Yesterday, House Speaker John Boehner (R-OH) held a press conference where he dug into the president. Speaker Boehner said “the president says we have to have another tax increase to avoid the sequester. Well, Mr. President, you got your tax increase. It’s time to cut spending.” Currently, Senators on both sides are working on dueling bills in hopes that each party can avoid being blamed for the $85 billion cuts that will take effect on March 1. Reportedly the Congressional Republicans are preparing a plan that will let the White House have more control over implementing that $85 billion in cuts that are set to go into effect, but with no actual meeting set up between the two sides to discuss how to avoid Friday’s deadline can a deal actually be reached?
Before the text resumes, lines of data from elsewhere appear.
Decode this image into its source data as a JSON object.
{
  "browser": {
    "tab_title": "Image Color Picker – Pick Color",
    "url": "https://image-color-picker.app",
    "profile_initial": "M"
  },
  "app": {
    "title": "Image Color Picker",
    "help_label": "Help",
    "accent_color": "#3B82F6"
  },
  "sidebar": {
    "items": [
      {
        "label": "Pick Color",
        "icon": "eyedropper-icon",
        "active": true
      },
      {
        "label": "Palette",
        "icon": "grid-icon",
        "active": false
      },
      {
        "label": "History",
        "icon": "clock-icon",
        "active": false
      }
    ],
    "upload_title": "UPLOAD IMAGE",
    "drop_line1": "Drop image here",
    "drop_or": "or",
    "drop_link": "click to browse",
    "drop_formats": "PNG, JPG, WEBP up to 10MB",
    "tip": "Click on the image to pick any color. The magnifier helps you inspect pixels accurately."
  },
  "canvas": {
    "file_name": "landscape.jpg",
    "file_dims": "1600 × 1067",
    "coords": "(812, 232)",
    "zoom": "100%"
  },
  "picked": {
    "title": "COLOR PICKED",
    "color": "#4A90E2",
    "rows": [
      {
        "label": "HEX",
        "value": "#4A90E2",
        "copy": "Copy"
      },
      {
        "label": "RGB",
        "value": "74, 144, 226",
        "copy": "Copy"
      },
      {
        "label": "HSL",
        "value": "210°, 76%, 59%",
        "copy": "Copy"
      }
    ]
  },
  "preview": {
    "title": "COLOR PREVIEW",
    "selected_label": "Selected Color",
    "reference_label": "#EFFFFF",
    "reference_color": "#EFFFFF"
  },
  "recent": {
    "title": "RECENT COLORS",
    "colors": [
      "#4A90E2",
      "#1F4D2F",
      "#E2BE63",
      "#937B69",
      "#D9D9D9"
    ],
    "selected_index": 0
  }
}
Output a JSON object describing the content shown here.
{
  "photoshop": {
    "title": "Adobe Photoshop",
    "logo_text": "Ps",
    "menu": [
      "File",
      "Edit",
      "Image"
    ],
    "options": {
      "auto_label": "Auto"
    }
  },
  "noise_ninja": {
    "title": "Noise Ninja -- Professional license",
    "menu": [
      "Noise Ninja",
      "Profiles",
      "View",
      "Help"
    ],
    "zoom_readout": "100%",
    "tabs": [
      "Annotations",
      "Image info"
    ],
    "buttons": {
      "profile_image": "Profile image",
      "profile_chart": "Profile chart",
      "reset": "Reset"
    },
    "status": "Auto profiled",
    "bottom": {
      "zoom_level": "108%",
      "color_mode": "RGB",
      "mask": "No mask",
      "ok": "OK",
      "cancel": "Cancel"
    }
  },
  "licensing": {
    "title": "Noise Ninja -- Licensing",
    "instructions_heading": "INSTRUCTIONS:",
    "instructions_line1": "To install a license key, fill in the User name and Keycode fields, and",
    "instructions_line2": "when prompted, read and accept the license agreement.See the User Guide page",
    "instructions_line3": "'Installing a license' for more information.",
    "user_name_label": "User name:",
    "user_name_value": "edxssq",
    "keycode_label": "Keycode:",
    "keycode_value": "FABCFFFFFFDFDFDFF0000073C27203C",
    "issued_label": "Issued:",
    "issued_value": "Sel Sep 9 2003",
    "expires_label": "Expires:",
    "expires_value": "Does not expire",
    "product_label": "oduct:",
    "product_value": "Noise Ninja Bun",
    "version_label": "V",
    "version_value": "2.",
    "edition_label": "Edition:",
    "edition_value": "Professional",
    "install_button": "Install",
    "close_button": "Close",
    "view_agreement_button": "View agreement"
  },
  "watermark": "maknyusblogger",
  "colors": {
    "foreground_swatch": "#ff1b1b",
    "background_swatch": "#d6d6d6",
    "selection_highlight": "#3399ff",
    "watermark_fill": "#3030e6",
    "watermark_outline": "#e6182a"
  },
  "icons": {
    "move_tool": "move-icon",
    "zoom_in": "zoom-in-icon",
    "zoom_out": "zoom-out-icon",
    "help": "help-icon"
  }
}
National Journal Chief Correspondent Michael Hirsh joins today’s show to discuss the military spending side of the sequester. Without a deal the Pentagon faces $43 billion in cuts this year alone, a major cut that awaits Chuck Hagel as the Senate votes to confirm him as the next Secretary of Defense. Tune in at 3 p.m. for the full conversation.